Based on my experience advising families over the years, here are three of the best ways to avoid crisis-driven senior living decisions:
Have conversations with family members in advance. If a family waits for a crisis, often the senior is no longer in a position to take on the daunting task of researching selecting a senior living community. Seniors and adult children alike are encouraged to share concerns and wishes – as well as important medical, legal and financial records – in advance. A move to a supportive living environment is almost always a family decision – having conversations as a family in advance is the best way to lay a foundation for clear headed, and more confident decisions later down the line.
Start the legwork now – and get on those waitlists. Ask your friends, physicians and neighbors for recommendations. Search the Internet, and schedule tours in advance of your moment of need. If possible, bring family members with you. Many of the most desirable communities have long waitlists – complete the initial paperwork required to join at least one. You want to be in a position of declining openings, not waiting for one. And the process is often less complicated, and less of commitment than you may think.
Consider a “Continuing Care Retirement Community.” A continuing care retirement community, also known as a CCRC, is a senior living community that offers a full range of residential styles, services and health care in order to serve residents as their needs change. Most CCRCs consist of independent living, assisted living and long-term care. At NewBridge on the Charles, our CCRC model includes a short-term rehab, home care, private care and an on-site medical practice as well.

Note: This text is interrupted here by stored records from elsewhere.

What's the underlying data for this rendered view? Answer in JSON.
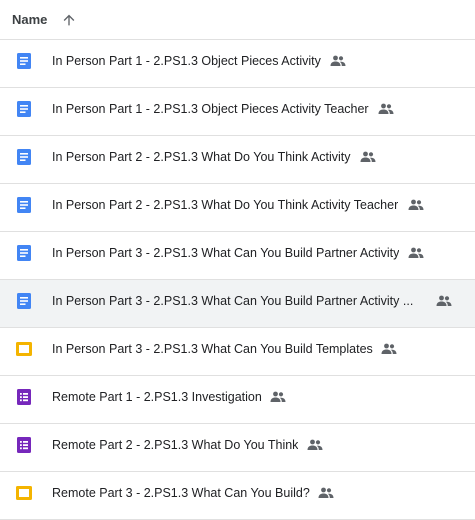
{
  "header": {
    "name_label": "Name",
    "sort_icon": "arrow-up-icon"
  },
  "colors": {
    "docs_blue": "#4285f4",
    "slides_yellow": "#f4b400",
    "forms_purple": "#7627bb",
    "shared_gray": "#5f6368",
    "selected_bg": "#f1f3f4",
    "divider": "#e0e0e0"
  },
  "files": [
    {
      "name": "In Person Part 1 - 2.PS1.3 Object Pieces Activity",
      "type": "docs",
      "icon": "google-docs-icon",
      "shared": "shared-people-icon"
    },
    {
      "name": "In Person Part 1 - 2.PS1.3 Object Pieces Activity Teacher",
      "type": "docs",
      "icon": "google-docs-icon",
      "shared": "shared-people-icon"
    },
    {
      "name": "In Person Part 2 - 2.PS1.3 What Do You Think Activity",
      "type": "docs",
      "icon": "google-docs-icon",
      "shared": "shared-people-icon"
    },
    {
      "name": "In Person Part 2 - 2.PS1.3 What Do You Think Activity Teacher",
      "type": "docs",
      "icon": "google-docs-icon",
      "shared": "shared-people-icon"
    },
    {
      "name": "In Person Part 3 - 2.PS1.3 What Can You Build Partner Activity",
      "type": "docs",
      "icon": "google-docs-icon",
      "shared": "shared-people-icon"
    },
    {
      "name": "In Person Part 3 - 2.PS1.3 What Can You Build Partner Activity ...",
      "type": "docs",
      "icon": "google-docs-icon",
      "shared": "shared-people-icon",
      "selected": true
    },
    {
      "name": "In Person Part 3 - 2.PS1.3 What Can You Build Templates",
      "type": "slides",
      "icon": "google-slides-icon",
      "shared": "shared-people-icon"
    },
    {
      "name": "Remote Part 1 - 2.PS1.3 Investigation",
      "type": "forms",
      "icon": "google-forms-icon",
      "shared": "shared-people-icon"
    },
    {
      "name": "Remote Part 2 - 2.PS1.3 What Do You Think",
      "type": "forms",
      "icon": "google-forms-icon",
      "shared": "shared-people-icon"
    },
    {
      "name": "Remote Part 3 - 2.PS1.3 What Can You Build?",
      "type": "slides",
      "icon": "google-slides-icon",
      "shared": "shared-people-icon"
    }
  ]
}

CCRC’s are designed to help each resident live his or her best life possible. For us, this means ensuring the right care at the right time in the right place. Moving to a CCRC won’t prevent all crises, but the likelihood of future transitions emerging unexpectedly is less likely thanks to the team of professionals who envelop each resident to ensure and monitor wellness.